> **Prompt**
Copy every line of the records below that holds the word "icon".
┌─ Input for this task
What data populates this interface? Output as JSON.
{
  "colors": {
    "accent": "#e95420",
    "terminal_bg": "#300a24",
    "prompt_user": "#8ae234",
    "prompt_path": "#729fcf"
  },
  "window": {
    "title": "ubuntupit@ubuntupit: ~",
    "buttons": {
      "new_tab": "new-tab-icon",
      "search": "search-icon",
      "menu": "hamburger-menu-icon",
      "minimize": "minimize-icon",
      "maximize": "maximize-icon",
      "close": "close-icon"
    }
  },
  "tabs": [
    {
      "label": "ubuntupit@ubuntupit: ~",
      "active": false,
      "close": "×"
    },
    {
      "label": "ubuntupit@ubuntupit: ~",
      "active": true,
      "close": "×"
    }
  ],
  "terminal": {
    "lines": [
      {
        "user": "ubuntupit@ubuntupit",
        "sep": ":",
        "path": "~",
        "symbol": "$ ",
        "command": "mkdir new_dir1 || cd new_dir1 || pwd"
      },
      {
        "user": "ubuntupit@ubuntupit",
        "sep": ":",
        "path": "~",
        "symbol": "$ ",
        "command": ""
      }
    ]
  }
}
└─
> **Exercise result**
      "new_tab": "new-tab-icon",
      "search": "search-icon",
      "menu": "hamburger-menu-icon",
      "minimize": "minimize-icon",
      "maximize": "maximize-icon",
      "close": "close-icon"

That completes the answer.